Diversity in the tech industry? Equality between men and women? That remains wishful thinking for now. The Corona pandemic has not only slowed progress when it comes to this issue; the trend has even reversed itself. According to Dr. Nicole Hoffmeister-Kraut, Minister of Economics, Labor and Tourism of the State of Baden-Württemberg, the employment rate of women with children is currently back at the level of 2011. But why? Because women are once again increasingly shouldering family-related responsibilities – and therefore often reduce their working hours in companies or even leave the job altogether.
The traditional role models, depicting the man in the office and the woman in the household have become steadily less dominant in recent years. Now the former division of tasks that seemed to have been overcome appears to experience a sad renaissance.
Companies must counteract this development. They must commit themselves not only to making it easier for women to re-enter the workforce, but also to creating better conditions for them within the company.
Companies must commit themselves not only to making it easier for women to re-enter the workforce, but also to creating better conditions for them within the company.

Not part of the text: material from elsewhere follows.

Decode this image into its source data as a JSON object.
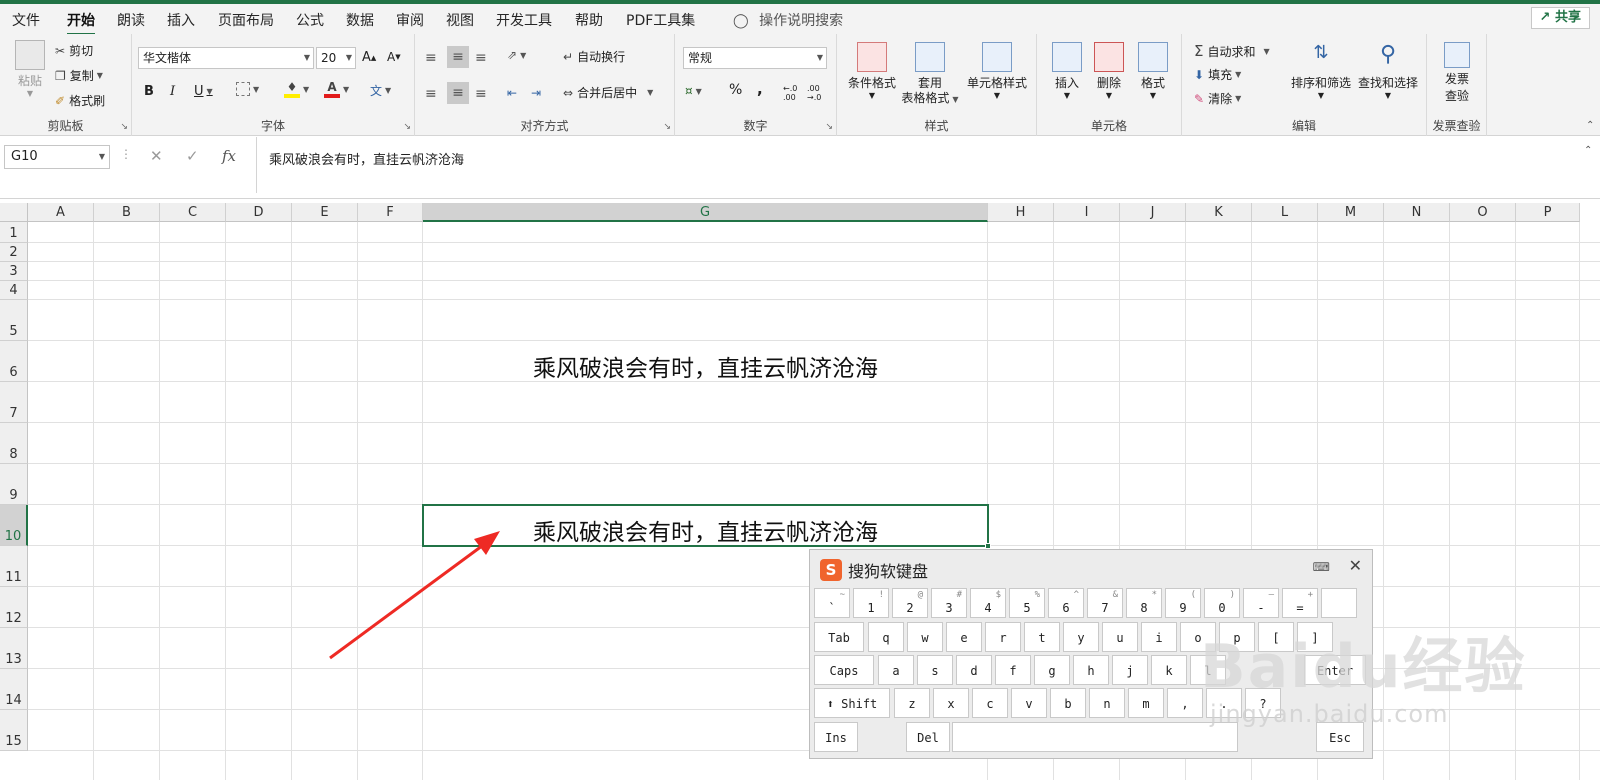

This begins with the application process. Many women tend to apply exclusively to jobs which they feel 100 percent qualified for. (By comparison, for men, that figure is about 60 percent.) Some suffer from what's known as impostor syndrome: they believe they don't have enough experience for a position, and when they are being selected they feel like impostors who stole the job from someone else.
In turn, for example, HubSpot provided training to HR to help the team deal with this issue and to aid them in adapting job descriptions, for instance by appending the following sentence to every job posting: "We know the confidence gap and imposter syndrome can get in the way of meeting spectacular candidates, so please don't hesitate to apply – we'd love to hear from you." The technical terms "confidence gap" and "imposter syndrome" link to pages where more information can be found.
Since 2018, HubSpot has also had a 20-week program to support women on their way back into the workforce. It includes mentoring and e-learning activities, as well as help with regard to networking. Those women returning to work are provided with the opportunity to exchange ideas with each other. At the same time, they must be offered a flexible working environment, as women often take on a large part of the responsibilities at home even after returning to work. Those who have to manage household and family need sensitive leadership that also allows them to adjust working hours, for example.
Companies should set themselves three tasks in order to support women returning to work:
Ensure more humanity at work
Companies need to feel empathy for their female employees. They must show understanding for the fact that working from home is also affected by children demanding attention from their mothers. Those who are new to a company and/or a position need time and space to settle in. Companies should ensure that the respective colleague is awarded with a period of adjustment.
Removing barriers to recruitment
Whether parents or other caregivers have only been out of the job market for six months or six years, those who want to bring back good female employees must proactively reach out to them and remove any barriers that may exist.
Hiring a returnee alone is not enough – it's also about creating a framework for her to stay long-term. Companies should offer special programs to give her the opportunity to succeed. The returnee must be able to grow and develop professionally.
Companies must be empathetic and helpful not only to women re-entering the workforce, but also to women just starting their jobs. On the other hand, young women should also be proactive before applying to a tech company.
My advice for young women who want to make a career in tech: Be bold, go for it!
The easy way is always to stay in your comfort zone. But growth means often leaving it. Mastering new projects increases self-confidence and broadens perspectives when it comes to new opportunities – and makes women more attractive to the job market. Example: If an applicant who wants to work in the tech sector already has her own blog where she writes about relevant topics, she automatically expands her knowledge and builds a community – and also makes herself interesting for potential employers.
Find out about future employers!
Are women and men paid equally in the company? How high is the percentage of women in the company? How many women are in management positions? Does the company deal openly with the topic of diversity and does it publish figures with regard to this? These are important questions that women should ask early on. If they know the answers, the question of whether it makes sense to apply will take care of itself for many companies.
It makes sense to continuously invest in personal development and to establish contacts with other women inside and outside the company. There are also networks with exclusively female members. I, myself, belong to the Women of SaaS network, where women from the industry exchange ideas. For many, it can also help to have a mentor with whom they are able to discuss the challenges of the job.
Whether women are returning to the workforce or young women are venturing into the tech industry for the first time, it is up to all of us to support and help them on their career paths.
About the author:
Before joining HubSpot in 2018, a leading customer relationship management platform with over 158,000 customers worldwide, Kathleen Jaedtke supported Zalando as Team Lead for Content Marketing (in the DACH region). In addition to her degree in economics from Humboldt University of Berlin, she holds certificates from MIT and LSE, among others. Since 2020, she has been a lecturer for content marketing at the University of Applied Sciences Cologne. This year, she is not only a jury member at dpr awards, which evaluate innovative projects in digital publishing, but also at Forbes 30 Under 30 for the DACH region.